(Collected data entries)

Segment Open

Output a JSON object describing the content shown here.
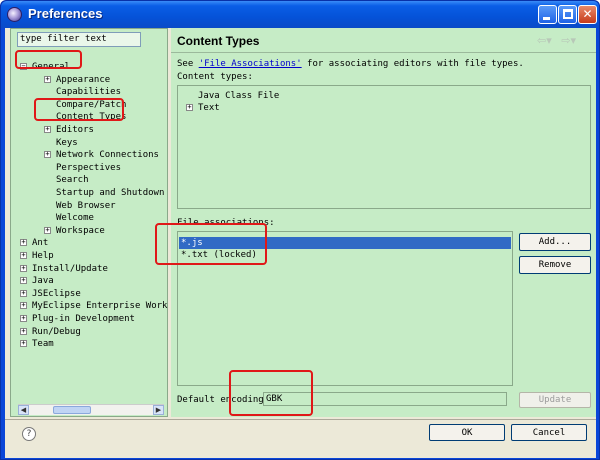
{
  "window": {
    "title": "Preferences"
  },
  "filter": {
    "text": "type filter text"
  },
  "tree": [
    {
      "label": "General",
      "expander": "−"
    },
    {
      "label": "Appearance",
      "expander": "+"
    },
    {
      "label": "Capabilities",
      "expander": ""
    },
    {
      "label": "Compare/Patch",
      "expander": ""
    },
    {
      "label": "Content Types",
      "expander": ""
    },
    {
      "label": "Editors",
      "expander": "+"
    },
    {
      "label": "Keys",
      "expander": ""
    },
    {
      "label": "Network Connections",
      "expander": "+"
    },
    {
      "label": "Perspectives",
      "expander": ""
    },
    {
      "label": "Search",
      "expander": ""
    },
    {
      "label": "Startup and Shutdown",
      "expander": ""
    },
    {
      "label": "Web Browser",
      "expander": ""
    },
    {
      "label": "Welcome",
      "expander": ""
    },
    {
      "label": "Workspace",
      "expander": "+"
    },
    {
      "label": "Ant",
      "expander": "+"
    },
    {
      "label": "Help",
      "expander": "+"
    },
    {
      "label": "Install/Update",
      "expander": "+"
    },
    {
      "label": "Java",
      "expander": "+"
    },
    {
      "label": "JSEclipse",
      "expander": "+"
    },
    {
      "label": "MyEclipse Enterprise Work",
      "expander": "+"
    },
    {
      "label": "Plug-in Development",
      "expander": "+"
    },
    {
      "label": "Run/Debug",
      "expander": "+"
    },
    {
      "label": "Team",
      "expander": "+"
    }
  ],
  "page": {
    "title": "Content Types",
    "see_prefix": "See ",
    "see_link": "'File Associations'",
    "see_suffix": " for associating editors with file types.",
    "content_types_label": "Content types:",
    "content_types": [
      {
        "label": "Java Class File",
        "expander": ""
      },
      {
        "label": "Text",
        "expander": "+"
      }
    ],
    "file_assoc_label": "File associations:",
    "file_assoc": [
      {
        "label": "*.js",
        "selected": true
      },
      {
        "label": "*.txt (locked)",
        "selected": false
      }
    ],
    "add_button": "Add...",
    "remove_button": "Remove",
    "encoding_label": "Default encoding:",
    "encoding_value": "GBK",
    "update_button": "Update"
  },
  "footer": {
    "ok": "OK",
    "cancel": "Cancel",
    "help": "?"
  },
  "colors": {
    "annotation": "#e01818",
    "selection": "#316ac5",
    "pane": "#c6ecc6"
  }
}
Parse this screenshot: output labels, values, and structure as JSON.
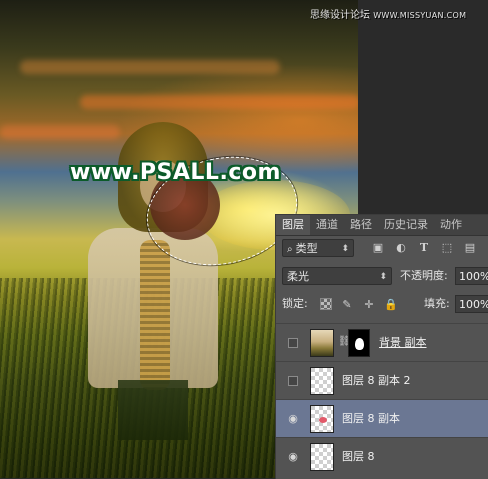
{
  "watermark": "www.PSALL.com",
  "site_tag": {
    "name": "思缘设计论坛",
    "domain": "WWW.MISSYUAN.COM"
  },
  "layers_panel": {
    "tabs": [
      {
        "label": "图层",
        "active": true
      },
      {
        "label": "通道",
        "active": false
      },
      {
        "label": "路径",
        "active": false
      },
      {
        "label": "历史记录",
        "active": false
      },
      {
        "label": "动作",
        "active": false
      }
    ],
    "filter": {
      "value": "类型",
      "icons": [
        "image-filter-icon",
        "adjustment-filter-icon",
        "type-filter-icon",
        "shape-filter-icon",
        "smart-object-filter-icon"
      ]
    },
    "blend_mode": "柔光",
    "opacity": {
      "label": "不透明度:",
      "value": "100%"
    },
    "lock": {
      "label": "锁定:"
    },
    "fill": {
      "label": "填充:",
      "value": "100%"
    },
    "layers": [
      {
        "name": "背景 副本",
        "visible": false,
        "selected": false,
        "has_mask": true
      },
      {
        "name": "图层 8 副本 2",
        "visible": false,
        "selected": false,
        "has_mask": false
      },
      {
        "name": "图层 8 副本",
        "visible": true,
        "selected": true,
        "has_mask": false
      },
      {
        "name": "图层 8",
        "visible": true,
        "selected": false,
        "has_mask": false
      }
    ],
    "colors": {
      "panel_bg": "#535353",
      "selected_row": "#6b7793",
      "tab_bar": "#424242"
    }
  }
}
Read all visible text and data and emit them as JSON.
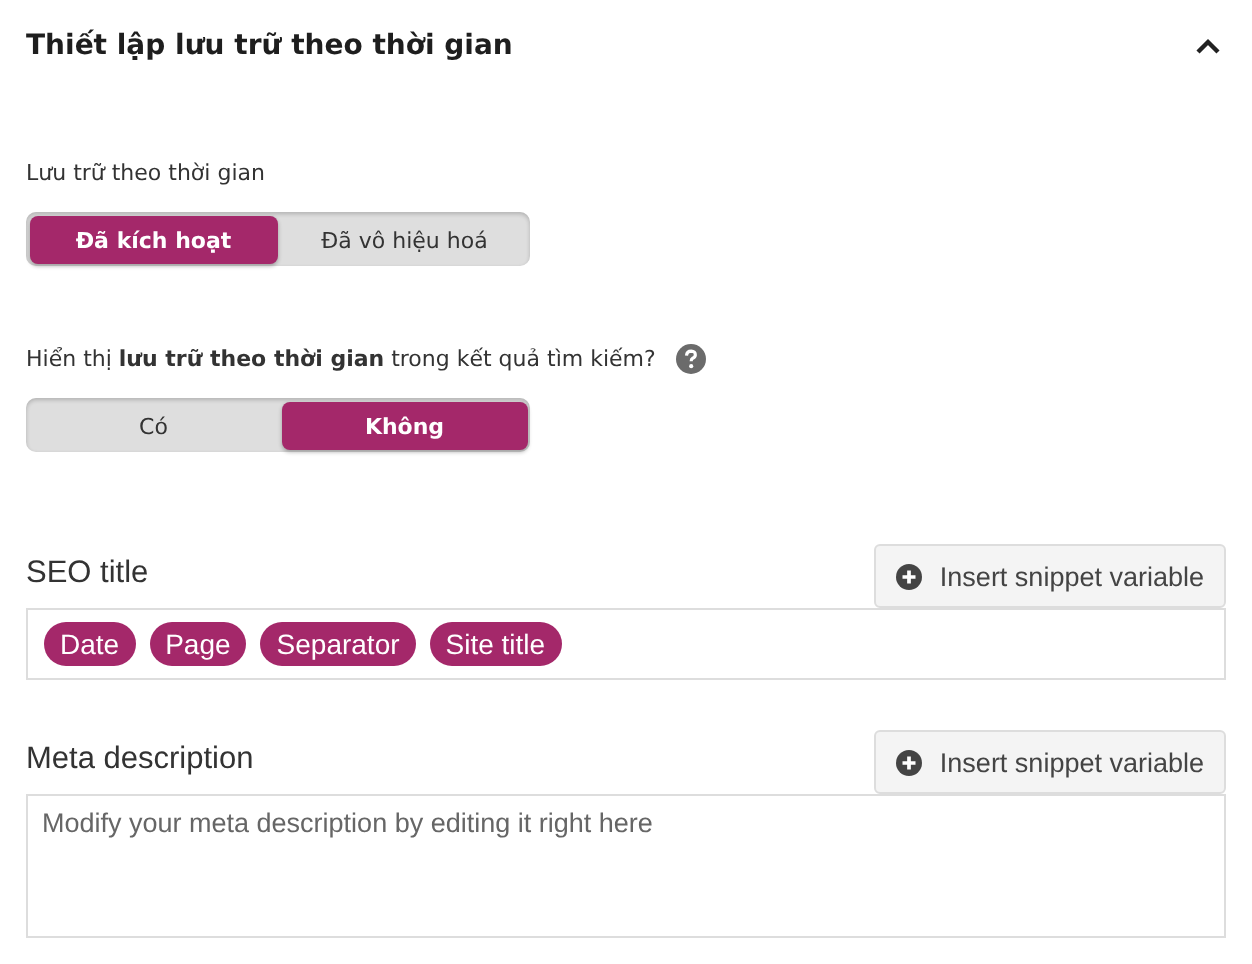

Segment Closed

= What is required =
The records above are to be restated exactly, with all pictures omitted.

= Result of the task =
Output a JSON object describing the content shown here.
{
  "window": {
    "title": "Preferences"
  },
  "filter": {
    "text": "type filter text"
  },
  "tree": [
    {
      "label": "General",
      "expander": "−"
    },
    {
      "label": "Appearance",
      "expander": "+"
    },
    {
      "label": "Capabilities",
      "expander": ""
    },
    {
      "label": "Compare/Patch",
      "expander": ""
    },
    {
      "label": "Content Types",
      "expander": ""
    },
    {
      "label": "Editors",
      "expander": "+"
    },
    {
      "label": "Keys",
      "expander": ""
    },
    {
      "label": "Network Connections",
      "expander": "+"
    },
    {
      "label": "Perspectives",
      "expander": ""
    },
    {
      "label": "Search",
      "expander": ""
    },
    {
      "label": "Startup and Shutdown",
      "expander": ""
    },
    {
      "label": "Web Browser",
      "expander": ""
    },
    {
      "label": "Welcome",
      "expander": ""
    },
    {
      "label": "Workspace",
      "expander": "+"
    },
    {
      "label": "Ant",
      "expander": "+"
    },
    {
      "label": "Help",
      "expander": "+"
    },
    {
      "label": "Install/Update",
      "expander": "+"
    },
    {
      "label": "Java",
      "expander": "+"
    },
    {
      "label": "JSEclipse",
      "expander": "+"
    },
    {
      "label": "MyEclipse Enterprise Work",
      "expander": "+"
    },
    {
      "label": "Plug-in Development",
      "expander": "+"
    },
    {
      "label": "Run/Debug",
      "expander": "+"
    },
    {
      "label": "Team",
      "expander": "+"
    }
  ],
  "page": {
    "title": "Content Types",
    "see_prefix": "See ",
    "see_link": "'File Associations'",
    "see_suffix": " for associating editors with file types.",
    "content_types_label": "Content types:",
    "content_types": [
      {
        "label": "Java Class File",
        "expander": ""
      },
      {
        "label": "Text",
        "expander": "+"
      }
    ],
    "file_assoc_label": "File associations:",
    "file_assoc": [
      {
        "label": "*.js",
        "selected": true
      },
      {
        "label": "*.txt (locked)",
        "selected": false
      }
    ],
    "add_button": "Add...",
    "remove_button": "Remove",
    "encoding_label": "Default encoding:",
    "encoding_value": "GBK",
    "update_button": "Update"
  },
  "footer": {
    "ok": "OK",
    "cancel": "Cancel",
    "help": "?"
  },
  "colors": {
    "annotation": "#e01818",
    "selection": "#316ac5",
    "pane": "#c6ecc6"
  }
}
Parse this screenshot: output labels, values, and structure as JSON.
{
  "watermark": "www.PSALL.com",
  "site_tag": {
    "name": "思缘设计论坛",
    "domain": "WWW.MISSYUAN.COM"
  },
  "layers_panel": {
    "tabs": [
      {
        "label": "图层",
        "active": true
      },
      {
        "label": "通道",
        "active": false
      },
      {
        "label": "路径",
        "active": false
      },
      {
        "label": "历史记录",
        "active": false
      },
      {
        "label": "动作",
        "active": false
      }
    ],
    "filter": {
      "value": "类型",
      "icons": [
        "image-filter-icon",
        "adjustment-filter-icon",
        "type-filter-icon",
        "shape-filter-icon",
        "smart-object-filter-icon"
      ]
    },
    "blend_mode": "柔光",
    "opacity": {
      "label": "不透明度:",
      "value": "100%"
    },
    "lock": {
      "label": "锁定:"
    },
    "fill": {
      "label": "填充:",
      "value": "100%"
    },
    "layers": [
      {
        "name": "背景 副本",
        "visible": false,
        "selected": false,
        "has_mask": true
      },
      {
        "name": "图层 8 副本 2",
        "visible": false,
        "selected": false,
        "has_mask": false
      },
      {
        "name": "图层 8 副本",
        "visible": true,
        "selected": true,
        "has_mask": false
      },
      {
        "name": "图层 8",
        "visible": true,
        "selected": false,
        "has_mask": false
      }
    ],
    "colors": {
      "panel_bg": "#535353",
      "selected_row": "#6b7793",
      "tab_bar": "#424242"
    }
  }
}
Read all visible text and data and emit them as JSON.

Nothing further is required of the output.